**WORK ORDER:** Reproduce the data in full, exactly.
===== AVAILABLE DATA =====
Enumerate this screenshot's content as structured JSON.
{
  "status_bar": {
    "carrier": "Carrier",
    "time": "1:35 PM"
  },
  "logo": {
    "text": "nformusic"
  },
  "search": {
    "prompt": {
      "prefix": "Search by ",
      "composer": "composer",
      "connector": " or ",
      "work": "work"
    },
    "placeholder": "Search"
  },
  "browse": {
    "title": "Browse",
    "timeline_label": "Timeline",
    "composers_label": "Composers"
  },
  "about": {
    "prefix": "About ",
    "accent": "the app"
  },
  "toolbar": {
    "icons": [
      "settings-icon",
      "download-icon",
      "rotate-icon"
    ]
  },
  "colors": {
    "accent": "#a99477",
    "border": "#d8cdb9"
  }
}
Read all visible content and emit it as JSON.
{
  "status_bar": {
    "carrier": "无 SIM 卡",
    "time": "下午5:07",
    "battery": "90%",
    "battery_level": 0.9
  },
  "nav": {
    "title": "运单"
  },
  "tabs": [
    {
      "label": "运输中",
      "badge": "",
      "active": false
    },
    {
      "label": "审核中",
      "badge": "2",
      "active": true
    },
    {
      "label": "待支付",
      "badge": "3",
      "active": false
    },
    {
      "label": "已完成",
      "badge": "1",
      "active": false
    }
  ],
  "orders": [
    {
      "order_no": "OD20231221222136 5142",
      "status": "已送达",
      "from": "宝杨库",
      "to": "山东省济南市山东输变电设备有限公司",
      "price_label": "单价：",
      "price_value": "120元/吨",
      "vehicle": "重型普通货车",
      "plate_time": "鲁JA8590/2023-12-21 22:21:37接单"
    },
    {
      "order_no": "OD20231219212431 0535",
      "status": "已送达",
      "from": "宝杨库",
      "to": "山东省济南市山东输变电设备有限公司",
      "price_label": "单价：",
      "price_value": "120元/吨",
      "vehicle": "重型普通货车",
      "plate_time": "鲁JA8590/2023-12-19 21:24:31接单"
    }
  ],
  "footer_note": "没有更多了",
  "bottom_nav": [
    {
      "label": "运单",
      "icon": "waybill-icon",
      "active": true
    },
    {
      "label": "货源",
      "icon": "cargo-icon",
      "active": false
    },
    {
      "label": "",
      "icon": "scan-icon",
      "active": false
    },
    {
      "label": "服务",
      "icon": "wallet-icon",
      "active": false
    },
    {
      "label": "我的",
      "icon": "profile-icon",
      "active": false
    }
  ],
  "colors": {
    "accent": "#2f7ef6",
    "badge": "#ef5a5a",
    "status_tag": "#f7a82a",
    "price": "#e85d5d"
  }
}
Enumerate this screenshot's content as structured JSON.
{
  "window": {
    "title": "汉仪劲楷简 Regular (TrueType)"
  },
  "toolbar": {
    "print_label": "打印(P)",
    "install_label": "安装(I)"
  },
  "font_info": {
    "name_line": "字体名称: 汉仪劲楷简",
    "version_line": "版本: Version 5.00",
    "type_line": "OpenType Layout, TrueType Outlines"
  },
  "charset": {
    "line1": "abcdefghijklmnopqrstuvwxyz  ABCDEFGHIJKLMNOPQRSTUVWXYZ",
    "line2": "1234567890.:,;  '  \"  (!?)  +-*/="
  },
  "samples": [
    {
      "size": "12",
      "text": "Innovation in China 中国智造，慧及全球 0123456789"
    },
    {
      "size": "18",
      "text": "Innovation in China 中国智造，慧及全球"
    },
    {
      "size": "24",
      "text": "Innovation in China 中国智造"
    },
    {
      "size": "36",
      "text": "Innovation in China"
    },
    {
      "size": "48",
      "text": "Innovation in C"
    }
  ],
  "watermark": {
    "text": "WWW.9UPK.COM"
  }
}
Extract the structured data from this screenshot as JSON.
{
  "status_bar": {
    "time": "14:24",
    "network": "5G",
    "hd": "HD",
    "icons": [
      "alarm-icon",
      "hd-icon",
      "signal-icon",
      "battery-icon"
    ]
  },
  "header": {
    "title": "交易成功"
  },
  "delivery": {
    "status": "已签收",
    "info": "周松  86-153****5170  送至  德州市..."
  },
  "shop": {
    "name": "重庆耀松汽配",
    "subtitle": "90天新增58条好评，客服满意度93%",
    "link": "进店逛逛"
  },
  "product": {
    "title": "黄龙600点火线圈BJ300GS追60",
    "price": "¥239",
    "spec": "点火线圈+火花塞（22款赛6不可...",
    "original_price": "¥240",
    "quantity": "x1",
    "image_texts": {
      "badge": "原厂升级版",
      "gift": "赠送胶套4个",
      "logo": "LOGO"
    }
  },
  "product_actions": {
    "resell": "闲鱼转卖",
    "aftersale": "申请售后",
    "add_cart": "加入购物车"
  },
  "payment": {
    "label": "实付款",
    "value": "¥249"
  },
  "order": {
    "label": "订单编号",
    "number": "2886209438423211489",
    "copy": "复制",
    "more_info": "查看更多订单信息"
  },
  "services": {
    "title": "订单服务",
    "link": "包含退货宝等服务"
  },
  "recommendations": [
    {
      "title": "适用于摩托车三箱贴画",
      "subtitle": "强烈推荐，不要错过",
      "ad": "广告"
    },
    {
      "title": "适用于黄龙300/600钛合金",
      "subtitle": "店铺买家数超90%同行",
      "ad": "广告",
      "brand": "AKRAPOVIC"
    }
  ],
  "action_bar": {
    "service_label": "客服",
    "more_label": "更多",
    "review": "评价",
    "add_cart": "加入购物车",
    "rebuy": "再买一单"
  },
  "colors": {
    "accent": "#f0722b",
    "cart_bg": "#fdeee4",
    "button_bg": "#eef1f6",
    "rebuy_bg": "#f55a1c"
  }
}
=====
**WORKED SOLUTION:**
Enumerate this screenshot's content as structured JSON.
{
  "status_bar": {
    "carrier": "Carrier",
    "time": "1:35 PM"
  },
  "logo": {
    "text": "nformusic"
  },
  "search": {
    "prompt": {
      "prefix": "Search by ",
      "composer": "composer",
      "connector": " or ",
      "work": "work"
    },
    "placeholder": "Search"
  },
  "browse": {
    "title": "Browse",
    "timeline_label": "Timeline",
    "composers_label": "Composers"
  },
  "about": {
    "prefix": "About ",
    "accent": "the app"
  },
  "toolbar": {
    "icons": [
      "settings-icon",
      "download-icon",
      "rotate-icon"
    ]
  },
  "colors": {
    "accent": "#a99477",
    "border": "#d8cdb9"
  }
}
Read all visible content and emit it as JSON.
{
  "status_bar": {
    "carrier": "无 SIM 卡",
    "time": "下午5:07",
    "battery": "90%",
    "battery_level": 0.9
  },
  "nav": {
    "title": "运单"
  },
  "tabs": [
    {
      "label": "运输中",
      "badge": "",
      "active": false
    },
    {
      "label": "审核中",
      "badge": "2",
      "active": true
    },
    {
      "label": "待支付",
      "badge": "3",
      "active": false
    },
    {
      "label": "已完成",
      "badge": "1",
      "active": false
    }
  ],
  "orders": [
    {
      "order_no": "OD20231221222136 5142",
      "status": "已送达",
      "from": "宝杨库",
      "to": "山东省济南市山东输变电设备有限公司",
      "price_label": "单价：",
      "price_value": "120元/吨",
      "vehicle": "重型普通货车",
      "plate_time": "鲁JA8590/2023-12-21 22:21:37接单"
    },
    {
      "order_no": "OD20231219212431 0535",
      "status": "已送达",
      "from": "宝杨库",
      "to": "山东省济南市山东输变电设备有限公司",
      "price_label": "单价：",
      "price_value": "120元/吨",
      "vehicle": "重型普通货车",
      "plate_time": "鲁JA8590/2023-12-19 21:24:31接单"
    }
  ],
  "footer_note": "没有更多了",
  "bottom_nav": [
    {
      "label": "运单",
      "icon": "waybill-icon",
      "active": true
    },
    {
      "label": "货源",
      "icon": "cargo-icon",
      "active": false
    },
    {
      "label": "",
      "icon": "scan-icon",
      "active": false
    },
    {
      "label": "服务",
      "icon": "wallet-icon",
      "active": false
    },
    {
      "label": "我的",
      "icon": "profile-icon",
      "active": false
    }
  ],
  "colors": {
    "accent": "#2f7ef6",
    "badge": "#ef5a5a",
    "status_tag": "#f7a82a",
    "price": "#e85d5d"
  }
}
Enumerate this screenshot's content as structured JSON.
{
  "window": {
    "title": "汉仪劲楷简 Regular (TrueType)"
  },
  "toolbar": {
    "print_label": "打印(P)",
    "install_label": "安装(I)"
  },
  "font_info": {
    "name_line": "字体名称: 汉仪劲楷简",
    "version_line": "版本: Version 5.00",
    "type_line": "OpenType Layout, TrueType Outlines"
  },
  "charset": {
    "line1": "abcdefghijklmnopqrstuvwxyz  ABCDEFGHIJKLMNOPQRSTUVWXYZ",
    "line2": "1234567890.:,;  '  \"  (!?)  +-*/="
  },
  "samples": [
    {
      "size": "12",
      "text": "Innovation in China 中国智造，慧及全球 0123456789"
    },
    {
      "size": "18",
      "text": "Innovation in China 中国智造，慧及全球"
    },
    {
      "size": "24",
      "text": "Innovation in China 中国智造"
    },
    {
      "size": "36",
      "text": "Innovation in China"
    },
    {
      "size": "48",
      "text": "Innovation in C"
    }
  ],
  "watermark": {
    "text": "WWW.9UPK.COM"
  }
}
Extract the structured data from this screenshot as JSON.
{
  "status_bar": {
    "time": "14:24",
    "network": "5G",
    "hd": "HD",
    "icons": [
      "alarm-icon",
      "hd-icon",
      "signal-icon",
      "battery-icon"
    ]
  },
  "header": {
    "title": "交易成功"
  },
  "delivery": {
    "status": "已签收",
    "info": "周松  86-153****5170  送至  德州市..."
  },
  "shop": {
    "name": "重庆耀松汽配",
    "subtitle": "90天新增58条好评，客服满意度93%",
    "link": "进店逛逛"
  },
  "product": {
    "title": "黄龙600点火线圈BJ300GS追60",
    "price": "¥239",
    "spec": "点火线圈+火花塞（22款赛6不可...",
    "original_price": "¥240",
    "quantity": "x1",
    "image_texts": {
      "badge": "原厂升级版",
      "gift": "赠送胶套4个",
      "logo": "LOGO"
    }
  },
  "product_actions": {
    "resell": "闲鱼转卖",
    "aftersale": "申请售后",
    "add_cart": "加入购物车"
  },
  "payment": {
    "label": "实付款",
    "value": "¥249"
  },
  "order": {
    "label": "订单编号",
    "number": "2886209438423211489",
    "copy": "复制",
    "more_info": "查看更多订单信息"
  },
  "services": {
    "title": "订单服务",
    "link": "包含退货宝等服务"
  },
  "recommendations": [
    {
      "title": "适用于摩托车三箱贴画",
      "subtitle": "强烈推荐，不要错过",
      "ad": "广告"
    },
    {
      "title": "适用于黄龙300/600钛合金",
      "subtitle": "店铺买家数超90%同行",
      "ad": "广告",
      "brand": "AKRAPOVIC"
    }
  ],
  "action_bar": {
    "service_label": "客服",
    "more_label": "更多",
    "review": "评价",
    "add_cart": "加入购物车",
    "rebuy": "再买一单"
  },
  "colors": {
    "accent": "#f0722b",
    "cart_bg": "#fdeee4",
    "button_bg": "#eef1f6",
    "rebuy_bg": "#f55a1c"
  }
}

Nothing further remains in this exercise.